-------- Information --------

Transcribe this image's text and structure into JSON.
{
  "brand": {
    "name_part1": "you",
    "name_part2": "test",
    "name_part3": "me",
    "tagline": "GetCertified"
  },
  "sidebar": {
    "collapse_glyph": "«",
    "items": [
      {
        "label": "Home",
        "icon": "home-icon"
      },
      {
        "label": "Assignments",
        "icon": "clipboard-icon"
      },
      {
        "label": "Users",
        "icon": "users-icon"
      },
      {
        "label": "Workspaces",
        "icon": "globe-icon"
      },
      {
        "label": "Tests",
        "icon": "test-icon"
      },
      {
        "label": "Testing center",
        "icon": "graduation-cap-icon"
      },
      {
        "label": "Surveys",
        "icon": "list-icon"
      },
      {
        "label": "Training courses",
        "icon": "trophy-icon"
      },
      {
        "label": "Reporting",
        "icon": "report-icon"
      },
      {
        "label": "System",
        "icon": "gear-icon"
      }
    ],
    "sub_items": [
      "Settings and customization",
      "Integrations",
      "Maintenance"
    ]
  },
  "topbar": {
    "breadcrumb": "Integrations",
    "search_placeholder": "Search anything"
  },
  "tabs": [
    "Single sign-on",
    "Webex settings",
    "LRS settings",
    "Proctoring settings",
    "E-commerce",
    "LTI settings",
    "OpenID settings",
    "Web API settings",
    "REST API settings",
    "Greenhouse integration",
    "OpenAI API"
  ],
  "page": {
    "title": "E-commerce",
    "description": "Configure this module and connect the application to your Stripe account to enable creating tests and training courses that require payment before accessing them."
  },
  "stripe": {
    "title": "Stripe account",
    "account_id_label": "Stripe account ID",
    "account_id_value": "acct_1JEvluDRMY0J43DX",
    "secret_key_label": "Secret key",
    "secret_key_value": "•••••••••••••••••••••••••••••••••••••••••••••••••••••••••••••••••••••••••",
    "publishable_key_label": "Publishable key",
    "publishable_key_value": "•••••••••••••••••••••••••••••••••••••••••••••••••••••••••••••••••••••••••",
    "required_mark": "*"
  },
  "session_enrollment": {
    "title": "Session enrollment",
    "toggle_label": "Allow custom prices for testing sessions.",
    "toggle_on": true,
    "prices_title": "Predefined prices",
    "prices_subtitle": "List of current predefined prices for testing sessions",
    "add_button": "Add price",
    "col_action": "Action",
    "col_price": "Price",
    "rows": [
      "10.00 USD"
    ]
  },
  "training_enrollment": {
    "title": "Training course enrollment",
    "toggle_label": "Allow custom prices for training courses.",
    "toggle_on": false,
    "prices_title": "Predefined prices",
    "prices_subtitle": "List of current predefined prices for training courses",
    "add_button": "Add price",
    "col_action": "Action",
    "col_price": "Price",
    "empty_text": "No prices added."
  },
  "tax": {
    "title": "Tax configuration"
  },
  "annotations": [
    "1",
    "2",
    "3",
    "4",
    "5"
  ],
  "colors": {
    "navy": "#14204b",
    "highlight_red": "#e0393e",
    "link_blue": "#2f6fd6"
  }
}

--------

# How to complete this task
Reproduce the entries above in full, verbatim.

# Task solution
Transcribe this image's text and structure into JSON.
{
  "brand": {
    "name_part1": "you",
    "name_part2": "test",
    "name_part3": "me",
    "tagline": "GetCertified"
  },
  "sidebar": {
    "collapse_glyph": "«",
    "items": [
      {
        "label": "Home",
        "icon": "home-icon"
      },
      {
        "label": "Assignments",
        "icon": "clipboard-icon"
      },
      {
        "label": "Users",
        "icon": "users-icon"
      },
      {
        "label": "Workspaces",
        "icon": "globe-icon"
      },
      {
        "label": "Tests",
        "icon": "test-icon"
      },
      {
        "label": "Testing center",
        "icon": "graduation-cap-icon"
      },
      {
        "label": "Surveys",
        "icon": "list-icon"
      },
      {
        "label": "Training courses",
        "icon": "trophy-icon"
      },
      {
        "label": "Reporting",
        "icon": "report-icon"
      },
      {
        "label": "System",
        "icon": "gear-icon"
      }
    ],
    "sub_items": [
      "Settings and customization",
      "Integrations",
      "Maintenance"
    ]
  },
  "topbar": {
    "breadcrumb": "Integrations",
    "search_placeholder": "Search anything"
  },
  "tabs": [
    "Single sign-on",
    "Webex settings",
    "LRS settings",
    "Proctoring settings",
    "E-commerce",
    "LTI settings",
    "OpenID settings",
    "Web API settings",
    "REST API settings",
    "Greenhouse integration",
    "OpenAI API"
  ],
  "page": {
    "title": "E-commerce",
    "description": "Configure this module and connect the application to your Stripe account to enable creating tests and training courses that require payment before accessing them."
  },
  "stripe": {
    "title": "Stripe account",
    "account_id_label": "Stripe account ID",
    "account_id_value": "acct_1JEvluDRMY0J43DX",
    "secret_key_label": "Secret key",
    "secret_key_value": "•••••••••••••••••••••••••••••••••••••••••••••••••••••••••••••••••••••••••",
    "publishable_key_label": "Publishable key",
    "publishable_key_value": "•••••••••••••••••••••••••••••••••••••••••••••••••••••••••••••••••••••••••",
    "required_mark": "*"
  },
  "session_enrollment": {
    "title": "Session enrollment",
    "toggle_label": "Allow custom prices for testing sessions.",
    "toggle_on": true,
    "prices_title": "Predefined prices",
    "prices_subtitle": "List of current predefined prices for testing sessions",
    "add_button": "Add price",
    "col_action": "Action",
    "col_price": "Price",
    "rows": [
      "10.00 USD"
    ]
  },
  "training_enrollment": {
    "title": "Training course enrollment",
    "toggle_label": "Allow custom prices for training courses.",
    "toggle_on": false,
    "prices_title": "Predefined prices",
    "prices_subtitle": "List of current predefined prices for training courses",
    "add_button": "Add price",
    "col_action": "Action",
    "col_price": "Price",
    "empty_text": "No prices added."
  },
  "tax": {
    "title": "Tax configuration"
  },
  "annotations": [
    "1",
    "2",
    "3",
    "4",
    "5"
  ],
  "colors": {
    "navy": "#14204b",
    "highlight_red": "#e0393e",
    "link_blue": "#2f6fd6"
  }
}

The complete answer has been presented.